Warnings against tourism[edit]

Since 2012, the British Foreign and Commonwealth Office recommends against all but essential travel to several areas of the country, and a complete ban on travel to others. While this does not mean that travellers from the UK cannot travel there, they would have to do so independently and without insurance. There are no direct flights to Mali from the United Kingdom, nor do any major British tour operators offer travel to the country. It describes the situation in Mali as "still unstable and there is a high threat from terrorism, attacks could be indiscriminate, including in places frequented by expatriates and foreign travellers.", and highlights potential retaliation against Western tourists following the 2013 intervention by France in the Northern Mali conflict.[2]

Attractions[edit]

Festivals[edit]

The country had been noted for its festivals, especially the Festival au Désert which had been held since 2001 but was put on hold in 2013 because of the security issues.[2]

UNESCO World Heritage Sites[edit]

Mali has four UNESCO World Heritage Sites, including the well known city of Timbuktu.

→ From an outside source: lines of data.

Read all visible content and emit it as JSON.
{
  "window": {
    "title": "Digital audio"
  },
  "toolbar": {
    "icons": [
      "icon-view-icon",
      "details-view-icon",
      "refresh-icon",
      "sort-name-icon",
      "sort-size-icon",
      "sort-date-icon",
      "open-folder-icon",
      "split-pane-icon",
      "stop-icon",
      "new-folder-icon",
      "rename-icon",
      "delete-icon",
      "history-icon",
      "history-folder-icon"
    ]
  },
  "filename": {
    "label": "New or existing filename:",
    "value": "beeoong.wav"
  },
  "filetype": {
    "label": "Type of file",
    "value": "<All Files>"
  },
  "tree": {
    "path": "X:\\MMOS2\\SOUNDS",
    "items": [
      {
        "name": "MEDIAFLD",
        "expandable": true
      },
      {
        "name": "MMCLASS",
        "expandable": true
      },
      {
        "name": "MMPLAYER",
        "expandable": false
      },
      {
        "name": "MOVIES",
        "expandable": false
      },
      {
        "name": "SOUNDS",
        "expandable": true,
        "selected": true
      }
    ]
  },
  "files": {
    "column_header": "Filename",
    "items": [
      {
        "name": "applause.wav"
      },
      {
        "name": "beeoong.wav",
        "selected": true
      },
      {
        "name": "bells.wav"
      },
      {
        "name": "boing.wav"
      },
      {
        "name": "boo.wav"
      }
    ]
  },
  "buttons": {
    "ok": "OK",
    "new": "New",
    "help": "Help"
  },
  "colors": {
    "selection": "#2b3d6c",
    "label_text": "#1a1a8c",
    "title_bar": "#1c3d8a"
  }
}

This has been on the UNESCO danger list since 2012, which the organisation describes as "an intellectual and spiritual capital and a centre for the propagation of Islam throughout Africa in the 15th and 16th centuries, its three great mosques, Djingareyber, Sankore and Sidi Yahia, recall Timbuktu's golden age. Although continuously restored, these monuments are today under threat from desertification." The other three include Bandiagara Escarpment, Djenné and the Tomb of Askia.[2]

Tourism in Mali is located in Mali
Timbuktu
Timbuktu
Bandiagara Escarpment
Bandiagara Escarpment
Djenné
Djenné
Tomb of Askia
Tomb of Askia
Location of World Heritage Sites within Mali

References[edit]

  1. ^ a b Africa South of the Sahara 2004. Taylor & Francis Group, Routledge. 2003. p. 686. ISBN 1-85743-183-9. 
  2. ^ a b c d e Smith, Oliver (20 November 2015). "Is Mali safe to visit?". The Daily Telegraph. Retrieved 22 November 2016. 

External links[edit]